Barna also pointed out that there is some overlap between the positions taken by the three remaining significant GOP candidates: Mr. Trump, Mr. Cruz, and Mr. Rubio. “All three gentlemen have proposed better enforcement of existing immigration laws, upgrading the number of immigration agents, using electronic employment verification systems, and deporting undocumented immigrants living illegally in the US. With the exception of that last idea, SAGE Con voters are strongly in favor of those strategies. Overall, there is more in common than is unique about the immigration strategies that Mr. Cruz and Mr. Trump are advocating, while Mr. Rubio’s approach has some overlap but some divergence as well.”

 

About the Research

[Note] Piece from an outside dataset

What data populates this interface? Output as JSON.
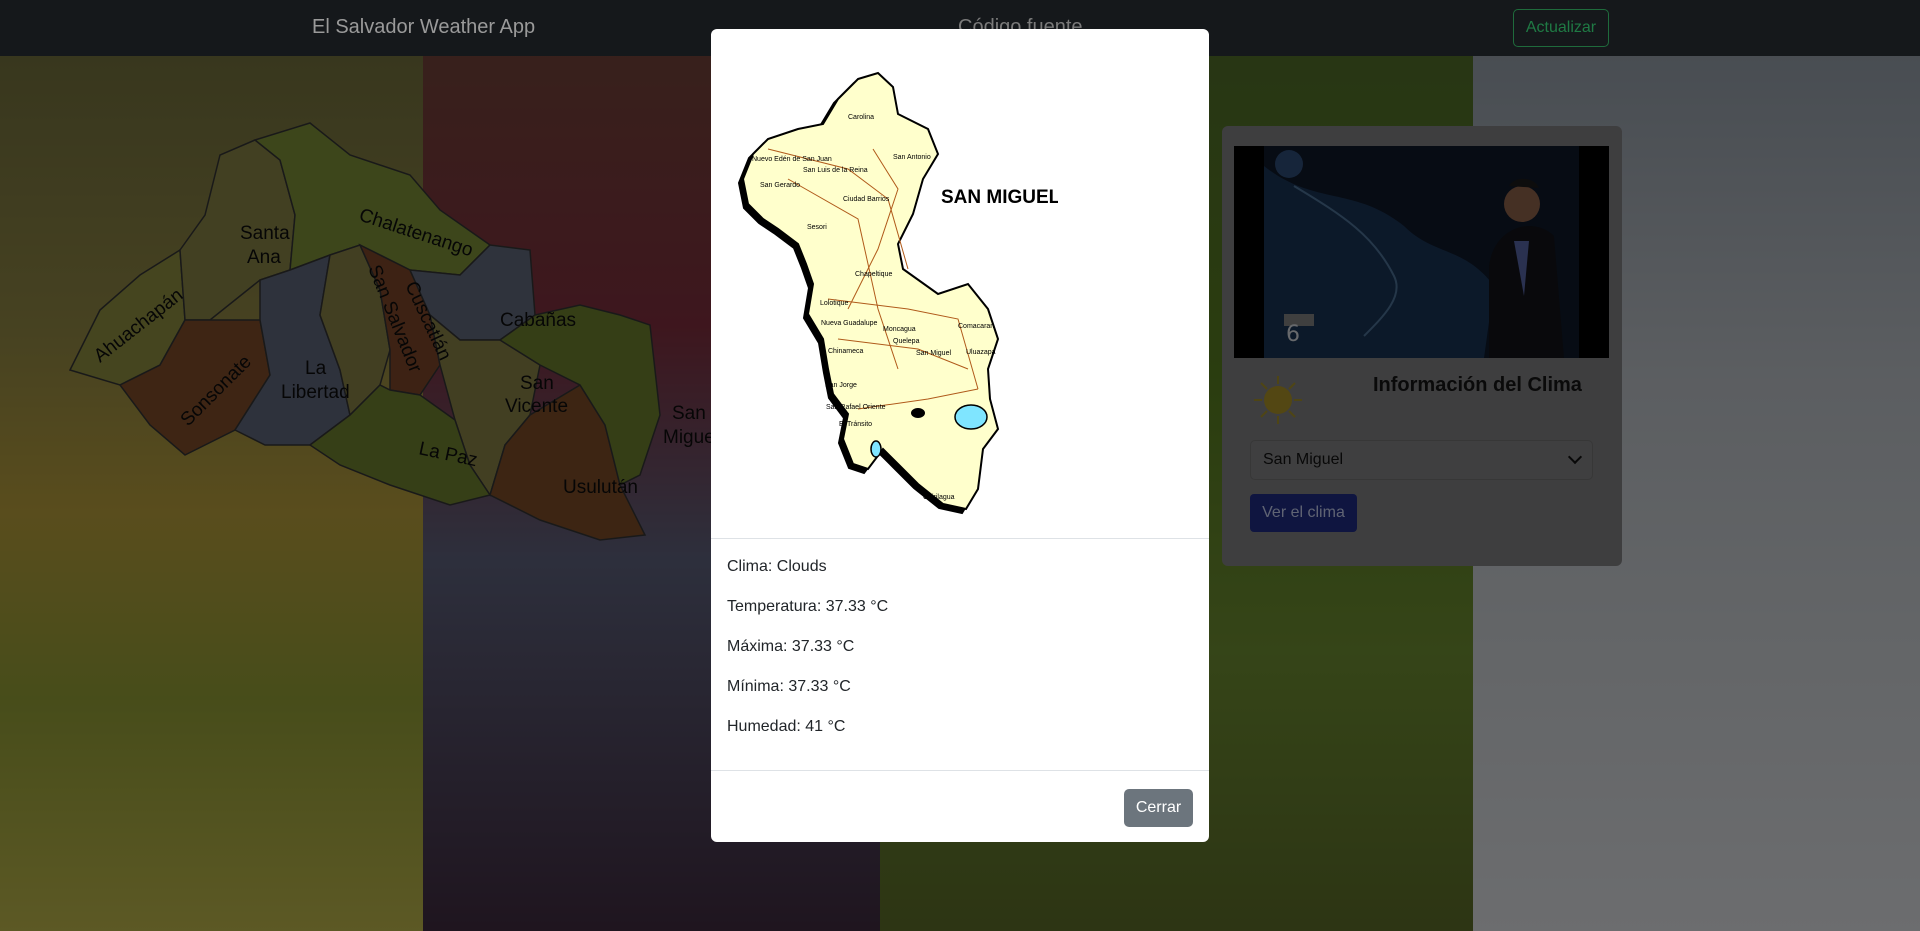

The survey was conducted online through the longitudinal panel of SAGE Cons respondents developed by American Culture and Faith Institute (ACFI), a division of United in Purpose, a not-for-profit located in northern California. The survey includes responses from 1,500 SAGE Cons collected between January 26 and February 8, 2016.

“SAGE Cons” is a label used to describe adults who are Spiritually Active Governance Engaged Conservatives. These individuals satisfy a set of standards regarding their political and religious beliefs and behaviors and have agreed in 2015 to participate in multiple surveys over an 18-month period related to the 2016 election. This panel is the first of its kind among conservative voters who are active in their Christian faith, politically conservative, and engaged in the political process.

ACFI is a non-partisan research organization that does not endorse candidates. As part of United in Purpose its objective is to educate people about the connection between American culture and the Christian faith, and to encourage Christians to play a more active, informed, and philosophically consistent part in the political process. For more information about ACFI, UiP, or this research, visit www.culturefaith.com.